**WHAT TO DO**
Write out all of the data exactly as it appears.

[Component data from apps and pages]
_ _ _ _ _
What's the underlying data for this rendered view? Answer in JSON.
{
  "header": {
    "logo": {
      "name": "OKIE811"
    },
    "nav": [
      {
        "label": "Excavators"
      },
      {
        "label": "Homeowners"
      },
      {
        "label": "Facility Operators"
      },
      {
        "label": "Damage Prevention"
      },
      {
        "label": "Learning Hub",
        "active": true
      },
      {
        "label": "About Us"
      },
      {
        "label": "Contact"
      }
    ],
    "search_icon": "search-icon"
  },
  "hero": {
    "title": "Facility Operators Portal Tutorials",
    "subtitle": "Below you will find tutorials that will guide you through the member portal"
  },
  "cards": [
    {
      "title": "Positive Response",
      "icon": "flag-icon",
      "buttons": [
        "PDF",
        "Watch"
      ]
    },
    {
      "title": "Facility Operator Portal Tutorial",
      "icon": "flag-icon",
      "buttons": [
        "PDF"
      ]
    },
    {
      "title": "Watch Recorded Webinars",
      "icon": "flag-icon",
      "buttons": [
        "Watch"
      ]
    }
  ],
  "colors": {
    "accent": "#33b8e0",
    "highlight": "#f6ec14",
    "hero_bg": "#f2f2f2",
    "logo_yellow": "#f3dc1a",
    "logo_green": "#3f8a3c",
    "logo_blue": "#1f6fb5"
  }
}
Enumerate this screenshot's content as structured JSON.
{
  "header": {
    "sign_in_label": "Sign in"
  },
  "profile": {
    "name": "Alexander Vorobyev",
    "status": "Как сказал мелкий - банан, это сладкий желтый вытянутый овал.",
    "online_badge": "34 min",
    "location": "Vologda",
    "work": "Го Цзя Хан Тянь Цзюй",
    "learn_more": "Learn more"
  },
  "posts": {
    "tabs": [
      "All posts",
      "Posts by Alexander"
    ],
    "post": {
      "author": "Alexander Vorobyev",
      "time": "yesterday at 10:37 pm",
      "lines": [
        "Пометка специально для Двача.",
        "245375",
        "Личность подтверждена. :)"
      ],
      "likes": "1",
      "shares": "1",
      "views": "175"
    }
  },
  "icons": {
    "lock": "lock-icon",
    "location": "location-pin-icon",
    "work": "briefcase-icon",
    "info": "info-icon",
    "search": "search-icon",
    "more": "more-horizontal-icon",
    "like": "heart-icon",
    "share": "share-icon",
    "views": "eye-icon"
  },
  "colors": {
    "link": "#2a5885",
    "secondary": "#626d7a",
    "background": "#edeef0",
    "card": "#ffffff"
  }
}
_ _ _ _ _
**WRITTEN REPLY**
What's the underlying data for this rendered view? Answer in JSON.
{
  "header": {
    "logo": {
      "name": "OKIE811"
    },
    "nav": [
      {
        "label": "Excavators"
      },
      {
        "label": "Homeowners"
      },
      {
        "label": "Facility Operators"
      },
      {
        "label": "Damage Prevention"
      },
      {
        "label": "Learning Hub",
        "active": true
      },
      {
        "label": "About Us"
      },
      {
        "label": "Contact"
      }
    ],
    "search_icon": "search-icon"
  },
  "hero": {
    "title": "Facility Operators Portal Tutorials",
    "subtitle": "Below you will find tutorials that will guide you through the member portal"
  },
  "cards": [
    {
      "title": "Positive Response",
      "icon": "flag-icon",
      "buttons": [
        "PDF",
        "Watch"
      ]
    },
    {
      "title": "Facility Operator Portal Tutorial",
      "icon": "flag-icon",
      "buttons": [
        "PDF"
      ]
    },
    {
      "title": "Watch Recorded Webinars",
      "icon": "flag-icon",
      "buttons": [
        "Watch"
      ]
    }
  ],
  "colors": {
    "accent": "#33b8e0",
    "highlight": "#f6ec14",
    "hero_bg": "#f2f2f2",
    "logo_yellow": "#f3dc1a",
    "logo_green": "#3f8a3c",
    "logo_blue": "#1f6fb5"
  }
}
Enumerate this screenshot's content as structured JSON.
{
  "header": {
    "sign_in_label": "Sign in"
  },
  "profile": {
    "name": "Alexander Vorobyev",
    "status": "Как сказал мелкий - банан, это сладкий желтый вытянутый овал.",
    "online_badge": "34 min",
    "location": "Vologda",
    "work": "Го Цзя Хан Тянь Цзюй",
    "learn_more": "Learn more"
  },
  "posts": {
    "tabs": [
      "All posts",
      "Posts by Alexander"
    ],
    "post": {
      "author": "Alexander Vorobyev",
      "time": "yesterday at 10:37 pm",
      "lines": [
        "Пометка специально для Двача.",
        "245375",
        "Личность подтверждена. :)"
      ],
      "likes": "1",
      "shares": "1",
      "views": "175"
    }
  },
  "icons": {
    "lock": "lock-icon",
    "location": "location-pin-icon",
    "work": "briefcase-icon",
    "info": "info-icon",
    "search": "search-icon",
    "more": "more-horizontal-icon",
    "like": "heart-icon",
    "share": "share-icon",
    "views": "eye-icon"
  },
  "colors": {
    "link": "#2a5885",
    "secondary": "#626d7a",
    "background": "#edeef0",
    "card": "#ffffff"
  }
}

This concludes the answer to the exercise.